The panel also recommends a new “compensation policy”, under which compensation will range from “zero” to “minimal”, “substantial” or “market-related”, depending on the circumstances.

Given the state’s fiscal circumstances and the ideological inclinations of the cabinet, market-related compensation — not necessarily the same as market value — is likely to become the exception. 

The report further suggests that all municipalities, including urban ones, “with the input of local residents”, must identify well-located and appropriately serviced land that is suitable for redistribution. “Individual owners of properties that meet the criteria of land required for redistribution… may [then] offer their land as donations, or enter into negotiations with the state, failing which the state may proceed to expropriate.”

This is fundamentally coercive and will in practice make it very difficult for banks to accept land as collateral for loans as virtually any land in any part of the country could be expropriated at well below market value.

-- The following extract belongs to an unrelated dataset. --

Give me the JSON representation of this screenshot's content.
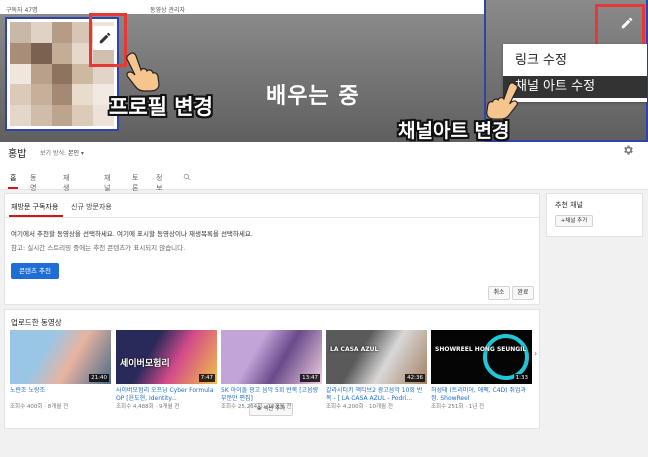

The panel also seeks the introduction of “prescribed asset” requirements, though it does not use this terminology. Instead, it urges “a specific drive to mobilise the private sector, ie commercial banks, asset managers and pension funds, to respond to the urgency of financing the excluded majority”. 

That a chamber of commerce could welcome such a draconian intrusion does much to explain why the ANC has been able to proceed so easily with interventions fundamentally at odds with the needs of the economy — and also with the preference for “business-friendly” policies of the great majority of South Africans, both black and white.

Dr Anthea Jeffery
Institute of Race Relations

https://www.businesslive.co.za/bd/opinion/2019-08-01-letter-chamber-of-commerce-shows-ignorance-over-land-reform-report/

© 2018 South African Institute of Race Relations
CMS Website by Juizi

Terms & Conditions | Privacy Policy | Accuracy Guarantee | Sponsors & Donors